- [Data records]
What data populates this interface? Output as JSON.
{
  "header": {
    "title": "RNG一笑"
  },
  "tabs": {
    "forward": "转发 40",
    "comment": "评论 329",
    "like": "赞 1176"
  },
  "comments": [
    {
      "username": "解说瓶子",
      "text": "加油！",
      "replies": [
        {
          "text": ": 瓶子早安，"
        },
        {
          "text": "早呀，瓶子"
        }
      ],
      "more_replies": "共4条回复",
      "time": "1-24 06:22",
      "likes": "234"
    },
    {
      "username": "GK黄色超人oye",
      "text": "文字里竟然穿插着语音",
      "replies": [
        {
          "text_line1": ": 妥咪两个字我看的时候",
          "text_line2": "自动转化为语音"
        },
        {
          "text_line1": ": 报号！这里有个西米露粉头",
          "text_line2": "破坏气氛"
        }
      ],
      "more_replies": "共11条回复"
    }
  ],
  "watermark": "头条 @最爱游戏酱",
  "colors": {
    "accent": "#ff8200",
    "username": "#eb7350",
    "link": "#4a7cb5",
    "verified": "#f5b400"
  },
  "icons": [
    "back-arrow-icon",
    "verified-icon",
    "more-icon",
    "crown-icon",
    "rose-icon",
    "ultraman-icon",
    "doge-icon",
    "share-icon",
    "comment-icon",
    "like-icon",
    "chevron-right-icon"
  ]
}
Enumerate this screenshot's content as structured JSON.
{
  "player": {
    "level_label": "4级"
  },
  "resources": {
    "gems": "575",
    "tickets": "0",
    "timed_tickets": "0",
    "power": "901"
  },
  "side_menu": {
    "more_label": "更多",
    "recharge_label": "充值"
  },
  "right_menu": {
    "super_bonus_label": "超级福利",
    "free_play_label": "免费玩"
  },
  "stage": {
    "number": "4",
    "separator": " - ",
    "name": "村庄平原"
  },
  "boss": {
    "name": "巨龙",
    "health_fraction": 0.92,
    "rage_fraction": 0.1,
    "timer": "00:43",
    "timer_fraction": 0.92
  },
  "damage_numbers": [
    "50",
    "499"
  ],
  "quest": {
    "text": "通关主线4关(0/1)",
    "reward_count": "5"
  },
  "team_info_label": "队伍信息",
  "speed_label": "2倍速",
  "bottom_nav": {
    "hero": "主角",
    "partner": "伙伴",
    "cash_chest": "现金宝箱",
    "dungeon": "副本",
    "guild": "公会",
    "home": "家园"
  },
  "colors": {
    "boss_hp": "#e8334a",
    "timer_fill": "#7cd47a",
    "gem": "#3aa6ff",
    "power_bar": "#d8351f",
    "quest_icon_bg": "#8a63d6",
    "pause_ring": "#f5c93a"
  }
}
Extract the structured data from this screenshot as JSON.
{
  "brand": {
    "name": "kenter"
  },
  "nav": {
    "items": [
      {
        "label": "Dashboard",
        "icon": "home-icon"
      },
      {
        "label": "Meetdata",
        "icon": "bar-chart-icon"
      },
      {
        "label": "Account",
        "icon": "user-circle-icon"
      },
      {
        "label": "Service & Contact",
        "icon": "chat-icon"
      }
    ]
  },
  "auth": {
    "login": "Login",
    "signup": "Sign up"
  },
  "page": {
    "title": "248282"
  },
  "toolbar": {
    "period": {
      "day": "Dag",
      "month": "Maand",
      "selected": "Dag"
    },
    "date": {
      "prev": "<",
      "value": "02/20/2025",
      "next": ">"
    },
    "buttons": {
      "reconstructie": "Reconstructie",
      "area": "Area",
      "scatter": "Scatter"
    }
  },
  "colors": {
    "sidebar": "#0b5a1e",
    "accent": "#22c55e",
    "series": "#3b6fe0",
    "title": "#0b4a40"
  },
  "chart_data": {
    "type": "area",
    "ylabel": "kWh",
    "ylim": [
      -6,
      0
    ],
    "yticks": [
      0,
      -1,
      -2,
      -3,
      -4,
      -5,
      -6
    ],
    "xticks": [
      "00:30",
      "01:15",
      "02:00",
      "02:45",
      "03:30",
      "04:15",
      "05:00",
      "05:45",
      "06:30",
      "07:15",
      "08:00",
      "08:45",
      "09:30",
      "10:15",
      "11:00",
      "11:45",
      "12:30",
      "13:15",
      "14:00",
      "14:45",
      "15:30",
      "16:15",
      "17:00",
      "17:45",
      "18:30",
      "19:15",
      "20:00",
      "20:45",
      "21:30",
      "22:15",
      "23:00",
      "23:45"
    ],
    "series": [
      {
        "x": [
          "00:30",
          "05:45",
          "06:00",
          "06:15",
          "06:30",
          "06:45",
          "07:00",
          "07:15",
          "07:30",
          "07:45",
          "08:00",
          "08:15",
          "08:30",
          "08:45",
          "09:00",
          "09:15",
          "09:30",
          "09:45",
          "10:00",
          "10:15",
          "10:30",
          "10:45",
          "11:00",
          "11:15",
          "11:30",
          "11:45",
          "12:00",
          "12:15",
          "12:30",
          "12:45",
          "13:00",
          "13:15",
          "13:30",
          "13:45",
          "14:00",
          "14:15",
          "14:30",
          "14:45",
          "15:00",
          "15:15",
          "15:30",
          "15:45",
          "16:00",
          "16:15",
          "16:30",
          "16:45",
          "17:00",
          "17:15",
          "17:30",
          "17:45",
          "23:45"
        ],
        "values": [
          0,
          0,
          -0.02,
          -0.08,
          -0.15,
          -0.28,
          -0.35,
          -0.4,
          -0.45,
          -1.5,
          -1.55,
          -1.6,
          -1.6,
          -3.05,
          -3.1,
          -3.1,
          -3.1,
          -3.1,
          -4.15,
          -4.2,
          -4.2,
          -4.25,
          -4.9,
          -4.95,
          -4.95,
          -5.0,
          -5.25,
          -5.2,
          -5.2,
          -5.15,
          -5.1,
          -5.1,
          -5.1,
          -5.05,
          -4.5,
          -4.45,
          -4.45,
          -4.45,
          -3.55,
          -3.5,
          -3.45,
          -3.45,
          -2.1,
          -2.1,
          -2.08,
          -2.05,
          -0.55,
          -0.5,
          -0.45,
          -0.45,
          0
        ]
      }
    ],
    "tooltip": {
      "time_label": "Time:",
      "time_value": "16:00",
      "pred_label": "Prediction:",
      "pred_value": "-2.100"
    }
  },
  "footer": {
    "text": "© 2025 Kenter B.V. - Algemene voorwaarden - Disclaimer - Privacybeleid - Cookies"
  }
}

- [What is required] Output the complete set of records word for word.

- [Result for this exercise]
What data populates this interface? Output as JSON.
{
  "header": {
    "title": "RNG一笑"
  },
  "tabs": {
    "forward": "转发 40",
    "comment": "评论 329",
    "like": "赞 1176"
  },
  "comments": [
    {
      "username": "解说瓶子",
      "text": "加油！",
      "replies": [
        {
          "text": ": 瓶子早安，"
        },
        {
          "text": "早呀，瓶子"
        }
      ],
      "more_replies": "共4条回复",
      "time": "1-24 06:22",
      "likes": "234"
    },
    {
      "username": "GK黄色超人oye",
      "text": "文字里竟然穿插着语音",
      "replies": [
        {
          "text_line1": ": 妥咪两个字我看的时候",
          "text_line2": "自动转化为语音"
        },
        {
          "text_line1": ": 报号！这里有个西米露粉头",
          "text_line2": "破坏气氛"
        }
      ],
      "more_replies": "共11条回复"
    }
  ],
  "watermark": "头条 @最爱游戏酱",
  "colors": {
    "accent": "#ff8200",
    "username": "#eb7350",
    "link": "#4a7cb5",
    "verified": "#f5b400"
  },
  "icons": [
    "back-arrow-icon",
    "verified-icon",
    "more-icon",
    "crown-icon",
    "rose-icon",
    "ultraman-icon",
    "doge-icon",
    "share-icon",
    "comment-icon",
    "like-icon",
    "chevron-right-icon"
  ]
}
Enumerate this screenshot's content as structured JSON.
{
  "player": {
    "level_label": "4级"
  },
  "resources": {
    "gems": "575",
    "tickets": "0",
    "timed_tickets": "0",
    "power": "901"
  },
  "side_menu": {
    "more_label": "更多",
    "recharge_label": "充值"
  },
  "right_menu": {
    "super_bonus_label": "超级福利",
    "free_play_label": "免费玩"
  },
  "stage": {
    "number": "4",
    "separator": " - ",
    "name": "村庄平原"
  },
  "boss": {
    "name": "巨龙",
    "health_fraction": 0.92,
    "rage_fraction": 0.1,
    "timer": "00:43",
    "timer_fraction": 0.92
  },
  "damage_numbers": [
    "50",
    "499"
  ],
  "quest": {
    "text": "通关主线4关(0/1)",
    "reward_count": "5"
  },
  "team_info_label": "队伍信息",
  "speed_label": "2倍速",
  "bottom_nav": {
    "hero": "主角",
    "partner": "伙伴",
    "cash_chest": "现金宝箱",
    "dungeon": "副本",
    "guild": "公会",
    "home": "家园"
  },
  "colors": {
    "boss_hp": "#e8334a",
    "timer_fill": "#7cd47a",
    "gem": "#3aa6ff",
    "power_bar": "#d8351f",
    "quest_icon_bg": "#8a63d6",
    "pause_ring": "#f5c93a"
  }
}
Extract the structured data from this screenshot as JSON.
{
  "brand": {
    "name": "kenter"
  },
  "nav": {
    "items": [
      {
        "label": "Dashboard",
        "icon": "home-icon"
      },
      {
        "label": "Meetdata",
        "icon": "bar-chart-icon"
      },
      {
        "label": "Account",
        "icon": "user-circle-icon"
      },
      {
        "label": "Service & Contact",
        "icon": "chat-icon"
      }
    ]
  },
  "auth": {
    "login": "Login",
    "signup": "Sign up"
  },
  "page": {
    "title": "248282"
  },
  "toolbar": {
    "period": {
      "day": "Dag",
      "month": "Maand",
      "selected": "Dag"
    },
    "date": {
      "prev": "<",
      "value": "02/20/2025",
      "next": ">"
    },
    "buttons": {
      "reconstructie": "Reconstructie",
      "area": "Area",
      "scatter": "Scatter"
    }
  },
  "colors": {
    "sidebar": "#0b5a1e",
    "accent": "#22c55e",
    "series": "#3b6fe0",
    "title": "#0b4a40"
  },
  "chart_data": {
    "type": "area",
    "ylabel": "kWh",
    "ylim": [
      -6,
      0
    ],
    "yticks": [
      0,
      -1,
      -2,
      -3,
      -4,
      -5,
      -6
    ],
    "xticks": [
      "00:30",
      "01:15",
      "02:00",
      "02:45",
      "03:30",
      "04:15",
      "05:00",
      "05:45",
      "06:30",
      "07:15",
      "08:00",
      "08:45",
      "09:30",
      "10:15",
      "11:00",
      "11:45",
      "12:30",
      "13:15",
      "14:00",
      "14:45",
      "15:30",
      "16:15",
      "17:00",
      "17:45",
      "18:30",
      "19:15",
      "20:00",
      "20:45",
      "21:30",
      "22:15",
      "23:00",
      "23:45"
    ],
    "series": [
      {
        "x": [
          "00:30",
          "05:45",
          "06:00",
          "06:15",
          "06:30",
          "06:45",
          "07:00",
          "07:15",
          "07:30",
          "07:45",
          "08:00",
          "08:15",
          "08:30",
          "08:45",
          "09:00",
          "09:15",
          "09:30",
          "09:45",
          "10:00",
          "10:15",
          "10:30",
          "10:45",
          "11:00",
          "11:15",
          "11:30",
          "11:45",
          "12:00",
          "12:15",
          "12:30",
          "12:45",
          "13:00",
          "13:15",
          "13:30",
          "13:45",
          "14:00",
          "14:15",
          "14:30",
          "14:45",
          "15:00",
          "15:15",
          "15:30",
          "15:45",
          "16:00",
          "16:15",
          "16:30",
          "16:45",
          "17:00",
          "17:15",
          "17:30",
          "17:45",
          "23:45"
        ],
        "values": [
          0,
          0,
          -0.02,
          -0.08,
          -0.15,
          -0.28,
          -0.35,
          -0.4,
          -0.45,
          -1.5,
          -1.55,
          -1.6,
          -1.6,
          -3.05,
          -3.1,
          -3.1,
          -3.1,
          -3.1,
          -4.15,
          -4.2,
          -4.2,
          -4.25,
          -4.9,
          -4.95,
          -4.95,
          -5.0,
          -5.25,
          -5.2,
          -5.2,
          -5.15,
          -5.1,
          -5.1,
          -5.1,
          -5.05,
          -4.5,
          -4.45,
          -4.45,
          -4.45,
          -3.55,
          -3.5,
          -3.45,
          -3.45,
          -2.1,
          -2.1,
          -2.08,
          -2.05,
          -0.55,
          -0.5,
          -0.45,
          -0.45,
          0
        ]
      }
    ],
    "tooltip": {
      "time_label": "Time:",
      "time_value": "16:00",
      "pred_label": "Prediction:",
      "pred_value": "-2.100"
    }
  },
  "footer": {
    "text": "© 2025 Kenter B.V. - Algemene voorwaarden - Disclaimer - Privacybeleid - Cookies"
  }
}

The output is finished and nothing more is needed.